The problem was that we didn't have a balanced ecosystem. The previous owners sprayed for insects, baited for snails and planted mostly non-native plants. Gradually we have restored a more natural flora, which in turn attracts native animals–from insects to raccoons.

The Cooper's hawks are feeding their youngsters in the backyard. The young hawks are dropping bits of meat, this feeds the yellow jackets. But the yellow jackets are also eating the caterpillars that show up on my tomatoes. And the yellow jackets have a predator too.
Green lynx spider feeding on a beetle

This lovely green lynx spider prowls the vegetable garden leaving behind the dried exoskeletons of yellow jackets and other insects. Egg sac. We do less and the natural balance of biodiversity does more.

More on California spiders:
red jumping spider
trashweb spider
trapdoor spider 
cobweb spider 

Saturday, July 14, 2012

Insects Feeding on Hawk Leftovers

The young Cooper's hawks are becoming the center of their own ecosystem. Their overworked parents bring food, drop it off and leave again, just that fast. With four juveniles that eat as much as they do, each parent is having to catch three times its normal prey. 

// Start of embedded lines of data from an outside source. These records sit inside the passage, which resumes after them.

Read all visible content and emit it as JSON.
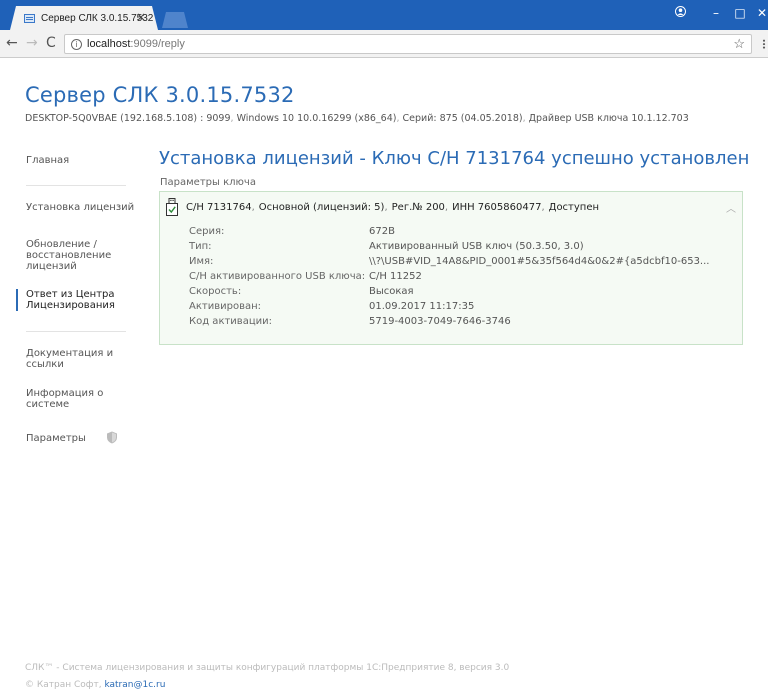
{
  "browser": {
    "tab_title": "Сервер СЛК 3.0.15.7532",
    "url_host": "localhost",
    "url_path": ":9099/reply",
    "theme_color": "#1f61b8"
  },
  "header": {
    "title": "Сервер СЛК 3.0.15.7532",
    "host": "DESKTOP-5Q0VBAE (192.168.5.108) : 9099",
    "os": "Windows 10 10.0.16299 (x86_64)",
    "series": "Серий: 875 (04.05.2018)",
    "driver": "Драйвер USB ключа 10.1.12.703"
  },
  "sidebar": {
    "items": [
      {
        "label": "Главная"
      },
      {
        "label": "Установка лицензий"
      },
      {
        "label": "Обновление / восстановление лицензий"
      },
      {
        "label": "Ответ из Центра Лицензирования"
      },
      {
        "label": "Документация и ссылки"
      },
      {
        "label": "Информация о системе"
      },
      {
        "label": "Параметры"
      }
    ]
  },
  "main": {
    "title": "Установка лицензий - Ключ С/Н 7131764 успешно установлен",
    "params_label": "Параметры ключа",
    "card": {
      "serial": "С/Н 7131764",
      "kind": "Основной (лицензий: 5)",
      "reg": "Рег.№ 200",
      "inn": "ИНН 7605860477",
      "status": "Доступен",
      "rows": [
        {
          "key": "Серия:",
          "value": "672B"
        },
        {
          "key": "Тип:",
          "value": "Активированный USB ключ (50.3.50, 3.0)"
        },
        {
          "key": "Имя:",
          "value": "\\\\?\\USB#VID_14A8&PID_0001#5&35f564d4&0&2#{a5dcbf10-653..."
        },
        {
          "key": "С/Н активированного USB ключа:",
          "value": "С/Н 11252"
        },
        {
          "key": "Скорость:",
          "value": "Высокая"
        },
        {
          "key": "Активирован:",
          "value": "01.09.2017 11:17:35"
        },
        {
          "key": "Код активации:",
          "value": "5719-4003-7049-7646-3746"
        }
      ]
    }
  },
  "footer": {
    "line1": "СЛК™ - Система лицензирования и защиты конфигураций платформы 1С:Предприятие 8, версия 3.0",
    "copyright": "© Катран Софт,",
    "email": "katran@1c.ru"
  }
}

They aren't restricting their hunting to birds, they are bringing back whatever they can find. Rats have definitely been on the menu.

The juveniles eat their fill and then, similar to owl pellets, they cough up clumps of hard to digest bones and fur.

These "casts" are a bit gory, but they are in turn providing food to carnivorous insects like the yellow jackets in the video here. Listen and you will hear one of the young hawks calling in the background. Ants and flies are eating the leftovers, while western fence lizards are then pouncing on both species of insects. Spiders also will benefit. The ring-necked snake benefits from the success of the lizards.

Our yard is alive with biodiversity. Thanks to Eclipse-1 Media.

Wednesday, July 11, 2012

Pre-School for Cooper's Hawks

young Cooper's hawk
The Cooper’s hawks have had a huge family this year. They first mated back in March. They must have lost the first clutch, but they are making up for it. There are four recently fledged juveniles hanging out in the backyard. In the morning and late afternoon they raucously call for their parents to bring them food.

Two of the larger juveniles are starting to follow the parents. It would be fascinating to see if they are watching their parents hunt.

Catching enough food to provision the four youngsters, who are now as large as their parents, is a Herculean task. The parents aren’t being picky about prey; rats have even become part of the fare.

With four youngsters to watch over, it's understandable that while the parents were off with the bigger chicks when they first left the nest, they missed that the little one didn't want to be left behind. The little hawk was not yet able to fly and ended up on a neighbor's front porch, just steps from the sidewalk. The flurry of humans wanted to "save" the little guy. But these hawks are devoted parents, like most birds, I convinced everyone to give the parents time to collect their youngster. I relocated the juvenile a short distance from its landing spot to an area that was away from the sidewalk, shaded yet visible to the parents. The parents did return and communicated to their little one what it needed to do, to get safely up into a tree.

He is flying a little, but still not well enough to follow the parents. The smallest of the juveniles he's pictured here. He's hungry enough that he has started trying to catch his own food. His movements are not skillful and his attempts seem to be in slow motion. He went toward a group of house finches, who stayed just out of his reach, then he turned to go after a fox squirrel. The squirrel couldn’t believe its eyes at first. It moved just out of the young hawks reach, then actually came back to taunt the young bird.

When he isn’t calling for his parents, the young hawk sits watching the small birds that one day will be its food staple. He’s learning how they fly, their alarm calls, how they respond to threats. His sharp eyes are ever watchful.  Cooper's hawk on fountain.

Meanwhile the California towhees are taking no chances. They are teaching their youngster to fly under the covered patio and carport. No use tempting the young Cooper’s hawk to make its first self-caught meal a young towhee just learning to fly.